Praise for Fly by Wire
"If you think you know the story of Chesley Sullenberger’s miraculous ditching of US Airways flight 1549 from the major media coverage, think again. In this short, tightly written yet expansive book, Vanity Fair correspondent Langewiesche (The Atomic Bazaar) weaves a page-turning narrative of the ill-fated, three-minute flight, crippled by a bird strike, with several finely honed elements of backstory (the day-to-day lives of airline personnel including Capt. “Sully” Sullenberger and his crew, an errant flock of geese, and a controversial French-built airplane) into a masterpiece of modern journalism. While most media coverage of the event has focused on Sullenberger’s heroic actions, dubbing it the “Miracle on the Hudson,” Langewiesche eschews such hyperbole and explores every detail of the day’s fateful events. Sullenberger and his copilot, Jeffrey Skiles, do come off as heroic, but more for what they did not do—they did not panic, and they did not interfere with the Airbus A320’s remarkable computer system controlling the airplane’s glide into the Hudson. Just before impact, however, Sullenberger raised the airplanes nose gently, an action that bought time for all the passengers to escape the frigid waters. The sections of the book dealing with the flight itself are soberly rendered, yet gripping. But it is the backstory—including the economic, political, and engineering stories behind the airplane itself—that make this book a true achievement. In this expertly researched book, rendered in spare, pitch-perfect prose, Langewiesche has turned a feel-good tabloid story into an enduring work of literature." —Publishers Weekly

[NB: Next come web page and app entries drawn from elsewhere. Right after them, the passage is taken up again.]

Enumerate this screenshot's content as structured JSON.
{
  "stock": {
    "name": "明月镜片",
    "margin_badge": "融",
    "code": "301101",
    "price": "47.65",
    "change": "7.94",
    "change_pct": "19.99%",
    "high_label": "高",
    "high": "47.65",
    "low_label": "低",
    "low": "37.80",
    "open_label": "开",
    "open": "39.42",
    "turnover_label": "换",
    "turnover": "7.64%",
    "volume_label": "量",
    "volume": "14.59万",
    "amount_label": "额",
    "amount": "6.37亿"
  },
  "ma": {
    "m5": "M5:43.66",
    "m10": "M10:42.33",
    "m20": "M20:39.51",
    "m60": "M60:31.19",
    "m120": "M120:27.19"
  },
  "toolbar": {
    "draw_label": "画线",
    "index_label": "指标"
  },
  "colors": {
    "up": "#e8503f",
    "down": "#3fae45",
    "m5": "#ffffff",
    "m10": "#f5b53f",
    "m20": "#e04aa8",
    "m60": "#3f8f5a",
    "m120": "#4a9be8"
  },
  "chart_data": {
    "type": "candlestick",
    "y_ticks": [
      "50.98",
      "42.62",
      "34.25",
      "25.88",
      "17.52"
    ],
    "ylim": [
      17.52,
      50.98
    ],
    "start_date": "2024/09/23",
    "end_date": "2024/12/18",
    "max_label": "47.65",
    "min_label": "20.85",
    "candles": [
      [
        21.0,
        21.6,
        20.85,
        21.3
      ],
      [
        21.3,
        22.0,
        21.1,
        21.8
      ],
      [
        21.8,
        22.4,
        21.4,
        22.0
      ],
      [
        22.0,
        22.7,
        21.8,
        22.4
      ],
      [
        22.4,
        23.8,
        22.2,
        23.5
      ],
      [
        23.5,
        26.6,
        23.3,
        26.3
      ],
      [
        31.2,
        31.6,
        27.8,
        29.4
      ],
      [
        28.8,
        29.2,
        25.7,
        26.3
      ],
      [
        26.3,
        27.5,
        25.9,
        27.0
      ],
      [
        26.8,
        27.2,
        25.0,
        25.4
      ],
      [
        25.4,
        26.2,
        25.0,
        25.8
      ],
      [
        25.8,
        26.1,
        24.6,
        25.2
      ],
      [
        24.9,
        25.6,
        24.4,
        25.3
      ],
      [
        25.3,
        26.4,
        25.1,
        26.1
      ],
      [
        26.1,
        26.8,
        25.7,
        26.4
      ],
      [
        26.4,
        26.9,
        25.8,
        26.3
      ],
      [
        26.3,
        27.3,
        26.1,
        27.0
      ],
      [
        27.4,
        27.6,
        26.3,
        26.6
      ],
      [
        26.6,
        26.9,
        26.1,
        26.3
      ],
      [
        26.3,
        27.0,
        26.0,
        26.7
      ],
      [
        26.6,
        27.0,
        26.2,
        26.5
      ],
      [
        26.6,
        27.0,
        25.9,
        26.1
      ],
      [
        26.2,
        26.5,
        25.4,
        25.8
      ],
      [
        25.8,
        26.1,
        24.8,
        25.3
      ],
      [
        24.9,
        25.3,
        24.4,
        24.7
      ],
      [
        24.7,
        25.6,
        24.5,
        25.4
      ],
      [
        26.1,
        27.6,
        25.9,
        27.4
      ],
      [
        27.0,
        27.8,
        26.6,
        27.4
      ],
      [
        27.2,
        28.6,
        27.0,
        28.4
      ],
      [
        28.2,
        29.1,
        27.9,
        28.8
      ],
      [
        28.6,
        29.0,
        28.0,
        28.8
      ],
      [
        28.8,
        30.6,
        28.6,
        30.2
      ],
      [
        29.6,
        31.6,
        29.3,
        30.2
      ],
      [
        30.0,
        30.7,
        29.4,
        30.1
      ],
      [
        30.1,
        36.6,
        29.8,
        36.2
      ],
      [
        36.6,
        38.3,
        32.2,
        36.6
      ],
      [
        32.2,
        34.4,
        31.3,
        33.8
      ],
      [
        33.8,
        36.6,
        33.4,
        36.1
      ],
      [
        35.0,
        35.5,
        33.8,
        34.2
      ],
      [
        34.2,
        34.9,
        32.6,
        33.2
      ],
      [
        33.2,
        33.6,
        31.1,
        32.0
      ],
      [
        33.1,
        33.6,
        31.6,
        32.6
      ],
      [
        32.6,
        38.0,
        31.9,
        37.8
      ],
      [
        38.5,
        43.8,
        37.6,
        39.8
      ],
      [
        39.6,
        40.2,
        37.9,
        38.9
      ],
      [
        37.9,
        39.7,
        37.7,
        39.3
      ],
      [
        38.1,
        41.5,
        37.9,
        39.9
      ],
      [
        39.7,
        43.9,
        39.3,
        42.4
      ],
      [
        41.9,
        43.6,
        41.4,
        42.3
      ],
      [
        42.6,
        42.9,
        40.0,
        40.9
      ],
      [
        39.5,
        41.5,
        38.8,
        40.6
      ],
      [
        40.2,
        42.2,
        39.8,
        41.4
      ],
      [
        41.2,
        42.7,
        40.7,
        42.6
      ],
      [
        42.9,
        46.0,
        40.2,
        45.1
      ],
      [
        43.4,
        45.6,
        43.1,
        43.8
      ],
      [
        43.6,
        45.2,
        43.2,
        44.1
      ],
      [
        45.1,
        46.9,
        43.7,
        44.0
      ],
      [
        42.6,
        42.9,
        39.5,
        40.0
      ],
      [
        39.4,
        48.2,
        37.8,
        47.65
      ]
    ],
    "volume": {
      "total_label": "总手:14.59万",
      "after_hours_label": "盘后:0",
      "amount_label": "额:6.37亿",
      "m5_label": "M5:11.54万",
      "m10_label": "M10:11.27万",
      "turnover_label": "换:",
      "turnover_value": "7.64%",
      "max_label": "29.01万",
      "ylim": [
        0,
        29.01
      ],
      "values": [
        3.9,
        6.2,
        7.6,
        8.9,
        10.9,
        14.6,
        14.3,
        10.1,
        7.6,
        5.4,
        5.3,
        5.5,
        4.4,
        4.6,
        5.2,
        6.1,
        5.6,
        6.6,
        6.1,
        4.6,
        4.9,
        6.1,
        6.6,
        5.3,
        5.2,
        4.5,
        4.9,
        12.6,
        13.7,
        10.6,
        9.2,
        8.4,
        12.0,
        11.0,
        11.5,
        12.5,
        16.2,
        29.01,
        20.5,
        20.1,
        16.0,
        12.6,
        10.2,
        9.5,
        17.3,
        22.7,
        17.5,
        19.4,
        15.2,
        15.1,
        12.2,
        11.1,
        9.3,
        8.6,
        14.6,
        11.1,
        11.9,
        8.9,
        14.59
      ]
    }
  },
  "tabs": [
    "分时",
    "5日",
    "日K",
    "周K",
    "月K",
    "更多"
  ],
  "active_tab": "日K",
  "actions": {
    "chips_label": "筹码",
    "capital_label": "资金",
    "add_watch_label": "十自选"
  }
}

Praise for The Atomic Bazaar
“A gripping, frightening and essential story.” —John Freeman, The Denver Post
“One need read only the first three pages of The Atomic Bazaar to be reminded of William Langewiesche’s formidable talent as a journalist whose cool, precise and economical reporting is harnessed to an invigorating moral and intellectual perspective on the world he describes . . . An important book.” —Jonathan Raban, The New York Times Book Review
Praise for The Outlaw Sea
“Astonishing . . . As [Langewiesche] demonstrates time and time again in this brave, often electrifying book, [the sea] is a world that is both new and very old, and we ignore it at our peril.” —Nathaniel Philbrick, The New York Times Book Review
“William Langewiesche’s enthralling study of the epidemic disorder of our oceans is hard to put down. His prose flows seamlessly and elegantly, effortlessly integrating investigative reporting, political analysis, travel writing and even film criticism.” —Jesse Berrett, San Francisco Chronicle Book Review
Praise for American Ground
“Slim but powerful . . . One of the gifts of American Ground [is] truth, unclouded by sentiment. This book’s other gift is its capacity to surprise: it is a work of original reporting, and its pages are filled with astonishing observations.” —Jeffrey Goldberg, The New York Times Book Review
“Extraordinary . . . An amazing piece of journalism, full of colorful characters and astonishing scenes.” —Peter Carlson, The Washington Post
On January 15, 2009, a US Airways Airbus A320 had just taken off from LaGuardia Airport in New York, when a flock of Canada geese collided with it, destroying both of its engines. Over the next three minutes, the plane's pilot Chelsey "Sully" Sullenberger, managed to glide to a safe landing in the Hudson River. It was an instant media sensation, the "The Miracle on the Hudson", and Captain Sully was the hero. But, how much of the success of this dramatic landing can actually be credited to the genius of the pilot? To what extent is the "Miracle on the Hudson" the result of extraordinary - but not widely known, and in some cases quite controversial - advances in aviation and computer technology over the last twenty years?
From the testing laboratories where engineers struggle to build a jet engine that can systematically resist bird attacks, through the creation of the A320 in France, to the political and social forces that have sought to minimize the impact of the revolutionary fly-by-wire technology, William Langewiesche assembles the untold stories necessary to truly understand "The Miracle on the Hudson", and makes us question our assumptions about human beings in modern aviation.